**What is expected**
Below are records with pictures in them; print them exactly, omitting the pictures.

[Items listed in a dataset]
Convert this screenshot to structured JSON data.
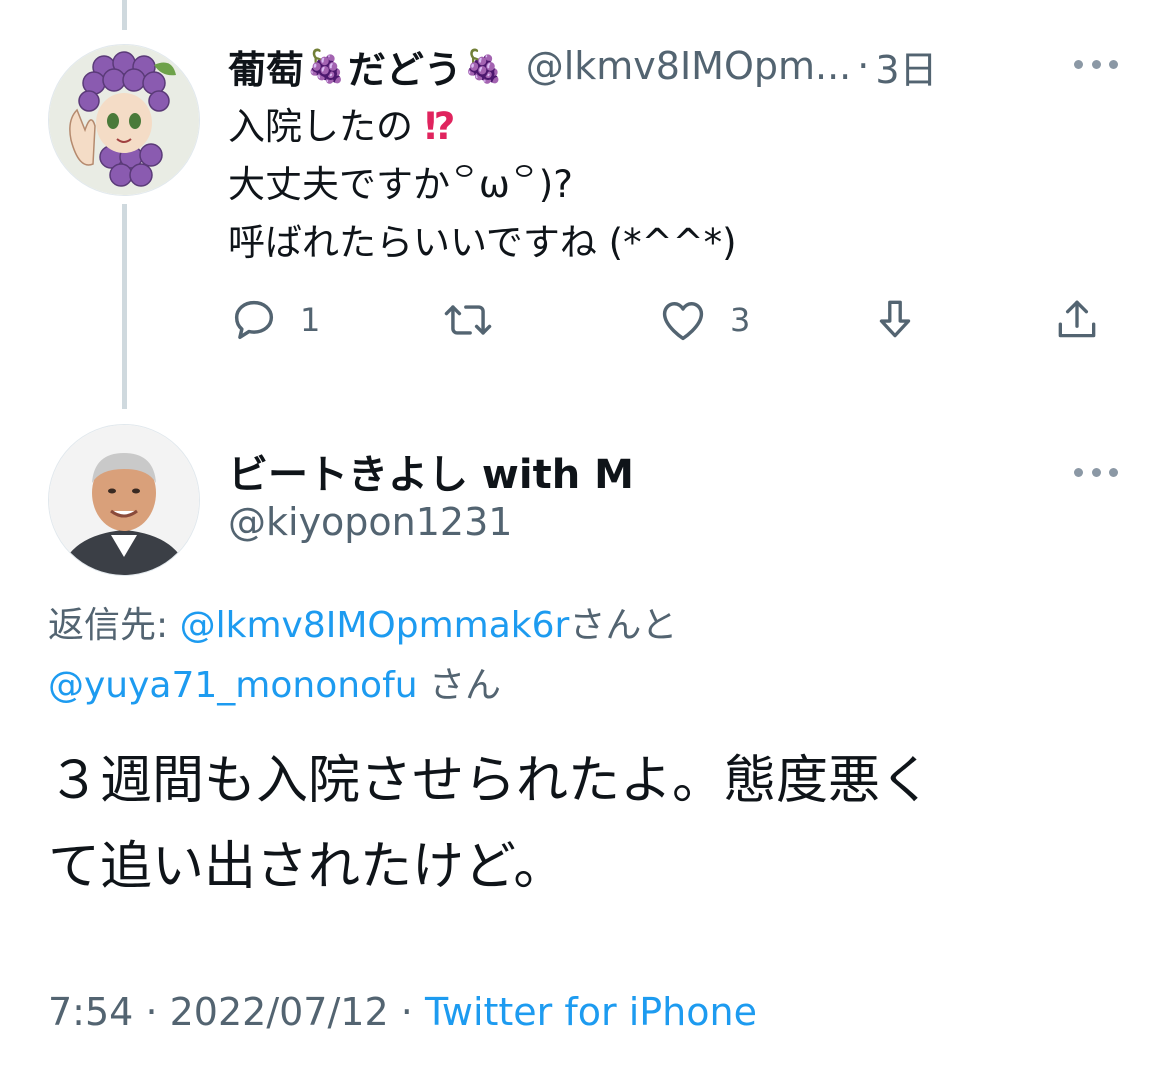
{
  "reply": {
    "name_part1": "葡萄",
    "name_part2": "だどう",
    "grape_emoji": "🍇",
    "handle": "@lkmv8IMOpm...",
    "separator": "·",
    "time": "3日",
    "lines": [
      "入院したの",
      "大丈夫ですか꒪ω꒪)?",
      "呼ばれたらいいですね (*^^*)"
    ],
    "exclaim": "⁉",
    "actions": {
      "reply_count": "1",
      "retweet_count": "",
      "like_count": "3"
    }
  },
  "tweet": {
    "display_name": "ビートきよし with M",
    "handle": "@kiyopon1231",
    "replying_label": "返信先:",
    "mention_1": "@lkmv8IMOpmmak6r",
    "mention_1_suffix": "さんと",
    "mention_2": "@yuya71_mononofu",
    "mention_2_suffix": "さん",
    "text_lines": [
      "３週間も入院させられたよ。態度悪く",
      "て追い出されたけど。"
    ],
    "time": "7:54",
    "date": "2022/07/12",
    "separator": "·",
    "source": "Twitter for iPhone"
  },
  "colors": {
    "text": "#0f1419",
    "secondary": "#536471",
    "link": "#1d9bf0",
    "thread_line": "#cfd9de",
    "exclaim": "#e0245e"
  },
  "icons": [
    "more-icon",
    "reply-icon",
    "retweet-icon",
    "like-icon",
    "bookmark-download-icon",
    "share-icon"
  ]
}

**Answer to the problem**
Convert this screenshot to structured JSON data.
{
  "reply": {
    "name_part1": "葡萄",
    "name_part2": "だどう",
    "grape_emoji": "🍇",
    "handle": "@lkmv8IMOpm...",
    "separator": "·",
    "time": "3日",
    "lines": [
      "入院したの",
      "大丈夫ですか꒪ω꒪)?",
      "呼ばれたらいいですね (*^^*)"
    ],
    "exclaim": "⁉",
    "actions": {
      "reply_count": "1",
      "retweet_count": "",
      "like_count": "3"
    }
  },
  "tweet": {
    "display_name": "ビートきよし with M",
    "handle": "@kiyopon1231",
    "replying_label": "返信先:",
    "mention_1": "@lkmv8IMOpmmak6r",
    "mention_1_suffix": "さんと",
    "mention_2": "@yuya71_mononofu",
    "mention_2_suffix": "さん",
    "text_lines": [
      "３週間も入院させられたよ。態度悪く",
      "て追い出されたけど。"
    ],
    "time": "7:54",
    "date": "2022/07/12",
    "separator": "·",
    "source": "Twitter for iPhone"
  },
  "colors": {
    "text": "#0f1419",
    "secondary": "#536471",
    "link": "#1d9bf0",
    "thread_line": "#cfd9de",
    "exclaim": "#e0245e"
  },
  "icons": [
    "more-icon",
    "reply-icon",
    "retweet-icon",
    "like-icon",
    "bookmark-download-icon",
    "share-icon"
  ]
}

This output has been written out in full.